───── MATERIAL TO PROCESS ─────

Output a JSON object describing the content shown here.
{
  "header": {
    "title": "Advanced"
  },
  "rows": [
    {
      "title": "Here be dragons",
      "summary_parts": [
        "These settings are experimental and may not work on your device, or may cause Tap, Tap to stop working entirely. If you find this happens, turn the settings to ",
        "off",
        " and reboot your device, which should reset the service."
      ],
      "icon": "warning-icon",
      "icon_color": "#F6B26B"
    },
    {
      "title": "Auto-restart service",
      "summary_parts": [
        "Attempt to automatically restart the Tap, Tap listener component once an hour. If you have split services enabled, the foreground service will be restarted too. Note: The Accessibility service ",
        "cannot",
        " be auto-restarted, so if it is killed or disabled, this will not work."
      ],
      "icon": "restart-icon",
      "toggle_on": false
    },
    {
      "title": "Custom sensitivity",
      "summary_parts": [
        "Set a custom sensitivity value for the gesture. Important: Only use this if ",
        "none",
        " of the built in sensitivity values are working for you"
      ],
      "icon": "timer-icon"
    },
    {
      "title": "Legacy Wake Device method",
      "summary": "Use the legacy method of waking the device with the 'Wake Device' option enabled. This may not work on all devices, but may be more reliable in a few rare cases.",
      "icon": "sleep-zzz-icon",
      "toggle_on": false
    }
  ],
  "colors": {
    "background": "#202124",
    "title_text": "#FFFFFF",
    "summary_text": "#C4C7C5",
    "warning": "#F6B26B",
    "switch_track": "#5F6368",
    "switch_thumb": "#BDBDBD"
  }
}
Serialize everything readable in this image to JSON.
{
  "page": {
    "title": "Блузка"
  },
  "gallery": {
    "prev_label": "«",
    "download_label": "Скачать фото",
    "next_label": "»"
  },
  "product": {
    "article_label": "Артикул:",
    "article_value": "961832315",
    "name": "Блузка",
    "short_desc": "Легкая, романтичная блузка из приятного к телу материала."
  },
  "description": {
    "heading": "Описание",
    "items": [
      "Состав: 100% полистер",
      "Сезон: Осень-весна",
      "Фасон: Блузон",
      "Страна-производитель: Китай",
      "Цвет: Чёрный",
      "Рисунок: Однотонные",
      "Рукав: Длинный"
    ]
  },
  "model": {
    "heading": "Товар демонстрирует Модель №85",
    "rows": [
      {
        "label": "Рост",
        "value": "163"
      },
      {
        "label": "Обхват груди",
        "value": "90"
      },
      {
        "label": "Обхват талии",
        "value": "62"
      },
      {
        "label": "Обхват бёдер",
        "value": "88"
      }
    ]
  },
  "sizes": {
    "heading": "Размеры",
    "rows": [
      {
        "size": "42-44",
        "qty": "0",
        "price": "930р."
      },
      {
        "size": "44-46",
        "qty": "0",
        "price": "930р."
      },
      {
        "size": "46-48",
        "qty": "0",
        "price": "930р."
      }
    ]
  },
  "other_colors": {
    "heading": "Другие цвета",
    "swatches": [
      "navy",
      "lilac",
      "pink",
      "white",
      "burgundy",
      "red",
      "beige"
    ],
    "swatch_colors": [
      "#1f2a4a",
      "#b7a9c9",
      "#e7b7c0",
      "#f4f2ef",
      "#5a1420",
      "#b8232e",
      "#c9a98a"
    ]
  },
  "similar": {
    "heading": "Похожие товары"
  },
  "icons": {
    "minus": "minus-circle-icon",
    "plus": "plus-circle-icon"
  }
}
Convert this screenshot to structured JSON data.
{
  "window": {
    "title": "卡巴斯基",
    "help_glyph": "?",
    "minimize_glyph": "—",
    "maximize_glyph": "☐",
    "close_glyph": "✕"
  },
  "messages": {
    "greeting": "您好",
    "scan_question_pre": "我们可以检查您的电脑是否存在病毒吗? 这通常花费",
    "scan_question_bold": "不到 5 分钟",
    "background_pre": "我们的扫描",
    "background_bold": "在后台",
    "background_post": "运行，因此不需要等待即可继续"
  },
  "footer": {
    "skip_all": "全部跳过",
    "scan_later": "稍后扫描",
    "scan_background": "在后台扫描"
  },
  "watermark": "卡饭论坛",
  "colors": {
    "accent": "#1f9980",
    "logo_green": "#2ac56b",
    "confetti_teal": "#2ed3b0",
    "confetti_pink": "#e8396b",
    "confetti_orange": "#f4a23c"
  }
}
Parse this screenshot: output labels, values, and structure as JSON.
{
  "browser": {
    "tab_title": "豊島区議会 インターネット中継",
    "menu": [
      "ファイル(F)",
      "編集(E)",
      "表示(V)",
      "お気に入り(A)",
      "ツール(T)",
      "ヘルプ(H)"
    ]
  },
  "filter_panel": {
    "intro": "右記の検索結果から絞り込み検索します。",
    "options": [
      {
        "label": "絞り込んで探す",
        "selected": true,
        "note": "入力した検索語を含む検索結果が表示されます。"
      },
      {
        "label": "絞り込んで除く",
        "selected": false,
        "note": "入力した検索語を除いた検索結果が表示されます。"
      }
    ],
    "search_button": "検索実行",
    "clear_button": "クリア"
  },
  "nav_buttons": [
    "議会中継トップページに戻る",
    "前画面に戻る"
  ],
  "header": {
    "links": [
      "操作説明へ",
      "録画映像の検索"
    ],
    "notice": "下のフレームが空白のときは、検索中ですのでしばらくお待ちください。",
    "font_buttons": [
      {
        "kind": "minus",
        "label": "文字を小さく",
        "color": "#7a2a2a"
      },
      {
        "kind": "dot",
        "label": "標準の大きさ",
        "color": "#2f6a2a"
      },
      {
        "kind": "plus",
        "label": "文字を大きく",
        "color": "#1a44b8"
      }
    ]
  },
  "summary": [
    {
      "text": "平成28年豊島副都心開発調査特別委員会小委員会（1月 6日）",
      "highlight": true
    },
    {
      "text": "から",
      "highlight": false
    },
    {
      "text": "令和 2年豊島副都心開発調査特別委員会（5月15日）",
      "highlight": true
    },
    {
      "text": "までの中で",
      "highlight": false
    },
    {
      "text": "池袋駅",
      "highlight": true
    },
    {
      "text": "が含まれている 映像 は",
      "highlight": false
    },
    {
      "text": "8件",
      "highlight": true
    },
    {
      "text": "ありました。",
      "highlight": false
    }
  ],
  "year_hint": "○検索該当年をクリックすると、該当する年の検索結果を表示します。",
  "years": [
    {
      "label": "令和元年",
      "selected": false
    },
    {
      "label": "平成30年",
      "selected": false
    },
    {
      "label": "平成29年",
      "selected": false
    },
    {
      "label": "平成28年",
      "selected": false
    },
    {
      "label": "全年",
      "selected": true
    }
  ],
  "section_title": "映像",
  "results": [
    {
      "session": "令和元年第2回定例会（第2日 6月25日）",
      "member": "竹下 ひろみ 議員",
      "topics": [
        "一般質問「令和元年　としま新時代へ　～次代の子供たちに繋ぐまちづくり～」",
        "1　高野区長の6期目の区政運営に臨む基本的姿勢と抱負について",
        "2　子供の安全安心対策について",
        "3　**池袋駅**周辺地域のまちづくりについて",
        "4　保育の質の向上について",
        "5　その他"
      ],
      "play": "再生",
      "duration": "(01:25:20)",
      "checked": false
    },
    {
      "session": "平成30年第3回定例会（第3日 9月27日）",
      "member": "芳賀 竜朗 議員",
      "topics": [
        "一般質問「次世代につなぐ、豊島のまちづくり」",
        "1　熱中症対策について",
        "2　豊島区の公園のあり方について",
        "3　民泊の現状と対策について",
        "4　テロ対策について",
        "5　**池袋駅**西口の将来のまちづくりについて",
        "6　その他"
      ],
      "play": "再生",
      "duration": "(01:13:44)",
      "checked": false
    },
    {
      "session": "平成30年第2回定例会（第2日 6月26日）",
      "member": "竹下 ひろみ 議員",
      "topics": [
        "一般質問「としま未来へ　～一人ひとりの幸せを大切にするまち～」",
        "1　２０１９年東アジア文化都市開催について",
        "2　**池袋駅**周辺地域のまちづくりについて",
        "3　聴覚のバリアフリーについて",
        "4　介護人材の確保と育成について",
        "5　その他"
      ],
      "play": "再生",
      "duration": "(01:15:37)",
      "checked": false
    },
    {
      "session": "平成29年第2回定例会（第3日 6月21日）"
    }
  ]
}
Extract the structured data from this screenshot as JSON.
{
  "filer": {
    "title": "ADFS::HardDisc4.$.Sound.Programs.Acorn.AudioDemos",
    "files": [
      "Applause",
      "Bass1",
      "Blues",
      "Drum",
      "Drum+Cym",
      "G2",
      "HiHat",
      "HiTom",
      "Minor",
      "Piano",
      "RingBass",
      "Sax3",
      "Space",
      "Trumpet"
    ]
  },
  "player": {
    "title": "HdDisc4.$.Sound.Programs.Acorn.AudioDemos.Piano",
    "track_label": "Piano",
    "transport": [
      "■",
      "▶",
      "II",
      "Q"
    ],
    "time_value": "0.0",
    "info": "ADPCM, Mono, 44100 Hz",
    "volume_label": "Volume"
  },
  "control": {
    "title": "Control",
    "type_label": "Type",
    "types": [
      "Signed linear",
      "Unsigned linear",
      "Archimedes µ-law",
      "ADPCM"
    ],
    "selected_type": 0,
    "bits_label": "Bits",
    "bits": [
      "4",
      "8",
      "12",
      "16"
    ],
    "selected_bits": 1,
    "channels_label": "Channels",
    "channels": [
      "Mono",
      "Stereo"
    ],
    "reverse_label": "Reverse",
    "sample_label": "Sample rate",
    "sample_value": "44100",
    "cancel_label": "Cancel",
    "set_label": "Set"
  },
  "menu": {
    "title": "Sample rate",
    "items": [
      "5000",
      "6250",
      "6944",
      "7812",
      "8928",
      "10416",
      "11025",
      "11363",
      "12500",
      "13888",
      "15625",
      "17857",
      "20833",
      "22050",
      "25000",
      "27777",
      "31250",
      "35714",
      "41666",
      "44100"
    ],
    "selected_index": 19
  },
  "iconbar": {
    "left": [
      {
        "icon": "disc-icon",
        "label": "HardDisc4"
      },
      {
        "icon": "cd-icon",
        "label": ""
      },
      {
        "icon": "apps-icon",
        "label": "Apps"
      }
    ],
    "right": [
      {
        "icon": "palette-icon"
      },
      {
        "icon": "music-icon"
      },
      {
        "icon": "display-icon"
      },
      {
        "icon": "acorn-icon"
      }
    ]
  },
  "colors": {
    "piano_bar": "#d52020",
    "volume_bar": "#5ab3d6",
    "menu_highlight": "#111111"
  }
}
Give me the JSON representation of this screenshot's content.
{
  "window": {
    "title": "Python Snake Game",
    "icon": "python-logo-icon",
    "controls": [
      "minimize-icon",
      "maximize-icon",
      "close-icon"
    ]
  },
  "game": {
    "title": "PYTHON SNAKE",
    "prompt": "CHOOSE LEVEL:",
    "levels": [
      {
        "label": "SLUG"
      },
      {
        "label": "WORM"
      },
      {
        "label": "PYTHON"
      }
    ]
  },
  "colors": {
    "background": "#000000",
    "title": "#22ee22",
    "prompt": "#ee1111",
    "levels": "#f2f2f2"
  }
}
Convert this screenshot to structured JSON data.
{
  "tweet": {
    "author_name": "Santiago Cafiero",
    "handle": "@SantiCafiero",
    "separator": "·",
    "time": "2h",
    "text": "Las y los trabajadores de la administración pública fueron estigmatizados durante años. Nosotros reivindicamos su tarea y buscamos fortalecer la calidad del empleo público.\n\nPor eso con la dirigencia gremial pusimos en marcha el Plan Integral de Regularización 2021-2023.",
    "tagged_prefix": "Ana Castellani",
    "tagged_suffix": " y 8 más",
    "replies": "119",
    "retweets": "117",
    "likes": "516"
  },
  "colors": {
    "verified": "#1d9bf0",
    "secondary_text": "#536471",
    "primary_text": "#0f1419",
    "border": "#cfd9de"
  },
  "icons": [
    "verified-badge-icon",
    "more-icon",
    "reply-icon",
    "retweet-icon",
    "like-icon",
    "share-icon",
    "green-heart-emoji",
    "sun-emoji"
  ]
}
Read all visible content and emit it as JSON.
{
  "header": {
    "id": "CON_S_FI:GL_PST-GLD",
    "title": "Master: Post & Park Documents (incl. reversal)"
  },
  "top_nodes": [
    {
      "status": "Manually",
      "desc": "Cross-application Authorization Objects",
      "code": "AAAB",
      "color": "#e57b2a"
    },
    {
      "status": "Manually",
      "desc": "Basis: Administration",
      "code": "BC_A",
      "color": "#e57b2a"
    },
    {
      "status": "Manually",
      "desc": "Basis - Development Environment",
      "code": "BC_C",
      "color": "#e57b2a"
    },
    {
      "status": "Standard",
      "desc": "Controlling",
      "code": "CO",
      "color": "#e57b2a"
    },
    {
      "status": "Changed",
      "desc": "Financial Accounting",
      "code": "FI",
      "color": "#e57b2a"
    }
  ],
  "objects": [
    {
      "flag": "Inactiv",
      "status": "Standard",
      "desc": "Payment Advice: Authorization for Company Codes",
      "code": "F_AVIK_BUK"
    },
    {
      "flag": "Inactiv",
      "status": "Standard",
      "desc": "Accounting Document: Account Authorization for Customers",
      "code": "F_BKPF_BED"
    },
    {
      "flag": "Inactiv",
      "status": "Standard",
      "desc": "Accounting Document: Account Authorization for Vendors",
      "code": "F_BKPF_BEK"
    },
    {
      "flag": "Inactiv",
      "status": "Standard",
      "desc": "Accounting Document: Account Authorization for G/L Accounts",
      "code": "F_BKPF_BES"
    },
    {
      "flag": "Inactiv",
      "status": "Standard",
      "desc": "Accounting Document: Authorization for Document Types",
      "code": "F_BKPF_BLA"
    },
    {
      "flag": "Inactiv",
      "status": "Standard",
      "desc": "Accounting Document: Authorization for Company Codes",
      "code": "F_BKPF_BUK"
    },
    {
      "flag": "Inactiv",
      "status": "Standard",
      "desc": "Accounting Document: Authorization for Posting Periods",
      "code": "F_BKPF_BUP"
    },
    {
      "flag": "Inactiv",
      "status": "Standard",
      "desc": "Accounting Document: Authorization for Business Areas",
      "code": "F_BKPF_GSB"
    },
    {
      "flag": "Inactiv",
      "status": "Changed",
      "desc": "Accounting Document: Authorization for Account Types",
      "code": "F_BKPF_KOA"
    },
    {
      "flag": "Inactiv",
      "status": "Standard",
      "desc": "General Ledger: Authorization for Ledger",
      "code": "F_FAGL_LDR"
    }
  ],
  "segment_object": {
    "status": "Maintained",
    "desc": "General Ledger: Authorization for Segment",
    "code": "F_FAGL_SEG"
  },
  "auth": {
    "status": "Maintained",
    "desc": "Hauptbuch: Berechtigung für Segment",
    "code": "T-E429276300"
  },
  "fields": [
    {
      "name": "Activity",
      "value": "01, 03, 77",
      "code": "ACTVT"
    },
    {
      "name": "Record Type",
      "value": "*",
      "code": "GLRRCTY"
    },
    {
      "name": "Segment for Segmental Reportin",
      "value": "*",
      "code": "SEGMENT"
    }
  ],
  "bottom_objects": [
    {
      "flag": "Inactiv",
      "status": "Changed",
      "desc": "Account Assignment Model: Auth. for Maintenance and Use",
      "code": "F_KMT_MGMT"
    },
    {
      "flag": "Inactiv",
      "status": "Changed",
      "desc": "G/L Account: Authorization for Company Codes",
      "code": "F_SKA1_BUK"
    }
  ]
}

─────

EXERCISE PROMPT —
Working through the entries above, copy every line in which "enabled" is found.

RESPONSE BELOW —
        "Attempt to automatically restart the Tap, Tap listener component once an hour. If you have split services enabled, the foreground service will be restarted too. Note: The Accessibility service ",
      "summary": "Use the legacy method of waking the device with the 'Wake Device' option enabled. This may not work on all devices, but may be more reliable in a few rare cases.",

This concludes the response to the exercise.